### [Task directions]
With all pictures excluded, restate the records that follow exactly as written.

Stored data:
↓↓↓

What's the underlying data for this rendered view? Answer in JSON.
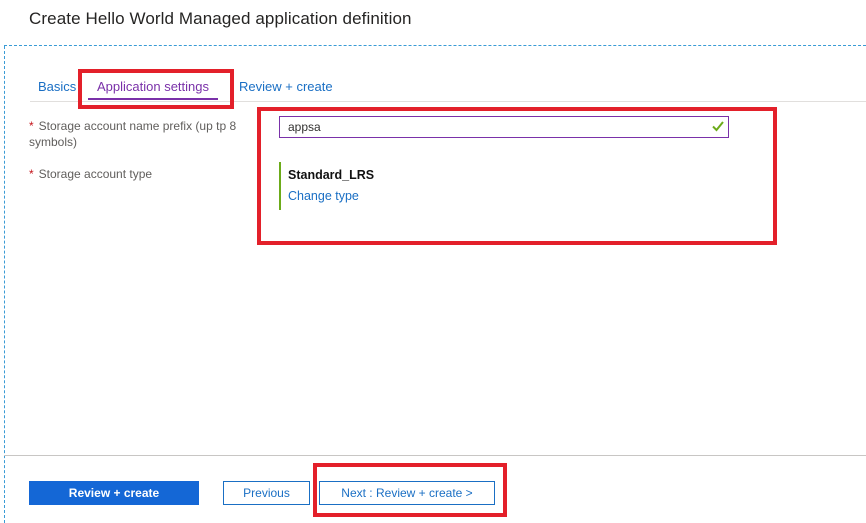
{
  "header": {
    "title": "Create Hello World Managed application definition"
  },
  "tabs": [
    {
      "label": "Basics",
      "active": false
    },
    {
      "label": "Application settings",
      "active": true
    },
    {
      "label": "Review + create",
      "active": false
    }
  ],
  "form": {
    "storage_prefix": {
      "required_mark": "*",
      "label": "Storage account name prefix (up tp 8 symbols)",
      "value": "appsa",
      "valid": true
    },
    "storage_type": {
      "required_mark": "*",
      "label": "Storage account type",
      "value": "Standard_LRS",
      "change_link": "Change type"
    }
  },
  "footer": {
    "primary_label": "Review + create",
    "previous_label": "Previous",
    "next_label": "Next : Review + create >"
  },
  "colors": {
    "accent_purple": "#7a31a9",
    "link_blue": "#1a6fc4",
    "primary_button": "#1467d6",
    "annotation_red": "#e3202a",
    "valid_green": "#6cab1a"
  },
  "icons": {
    "valid": "check-icon"
  }
}
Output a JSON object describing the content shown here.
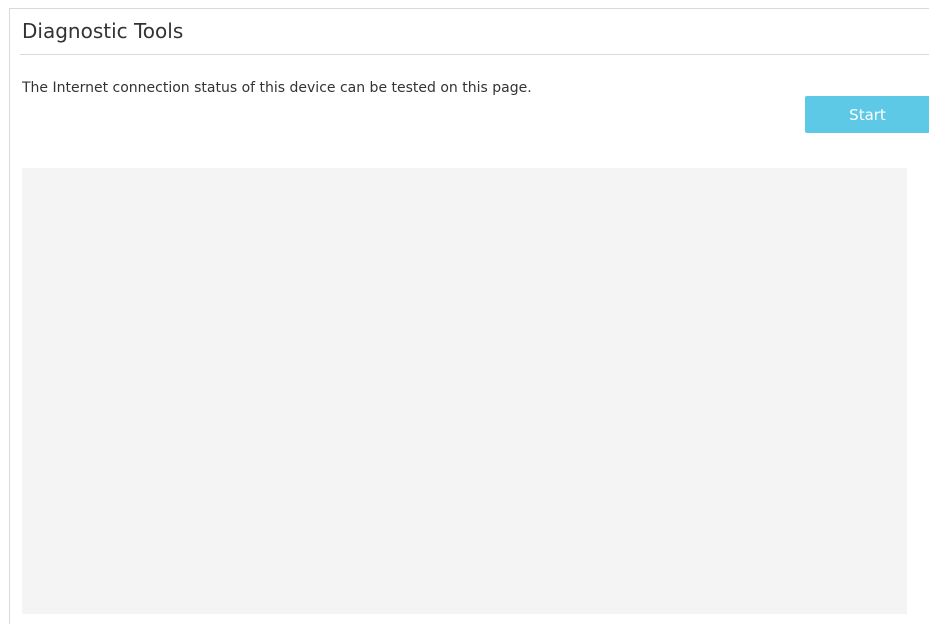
{
  "panel": {
    "title": "Diagnostic Tools",
    "description": "The Internet connection status of this device can be tested on this page.",
    "start_label": "Start",
    "output_text": ""
  },
  "colors": {
    "accent": "#5ec9e6",
    "output_background": "#f4f4f4",
    "divider": "#d9d9d9",
    "text": "#333333"
  }
}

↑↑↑

### [Expected output]
What's the underlying data for this rendered view? Answer in JSON.
{
  "header": {
    "title": "Create Hello World Managed application definition"
  },
  "tabs": [
    {
      "label": "Basics",
      "active": false
    },
    {
      "label": "Application settings",
      "active": true
    },
    {
      "label": "Review + create",
      "active": false
    }
  ],
  "form": {
    "storage_prefix": {
      "required_mark": "*",
      "label": "Storage account name prefix (up tp 8 symbols)",
      "value": "appsa",
      "valid": true
    },
    "storage_type": {
      "required_mark": "*",
      "label": "Storage account type",
      "value": "Standard_LRS",
      "change_link": "Change type"
    }
  },
  "footer": {
    "primary_label": "Review + create",
    "previous_label": "Previous",
    "next_label": "Next : Review + create >"
  },
  "colors": {
    "accent_purple": "#7a31a9",
    "link_blue": "#1a6fc4",
    "primary_button": "#1467d6",
    "annotation_red": "#e3202a",
    "valid_green": "#6cab1a"
  },
  "icons": {
    "valid": "check-icon"
  }
}
Output a JSON object describing the content shown here.
{
  "panel": {
    "title": "Diagnostic Tools",
    "description": "The Internet connection status of this device can be tested on this page.",
    "start_label": "Start",
    "output_text": ""
  },
  "colors": {
    "accent": "#5ec9e6",
    "output_background": "#f4f4f4",
    "divider": "#d9d9d9",
    "text": "#333333"
  }
}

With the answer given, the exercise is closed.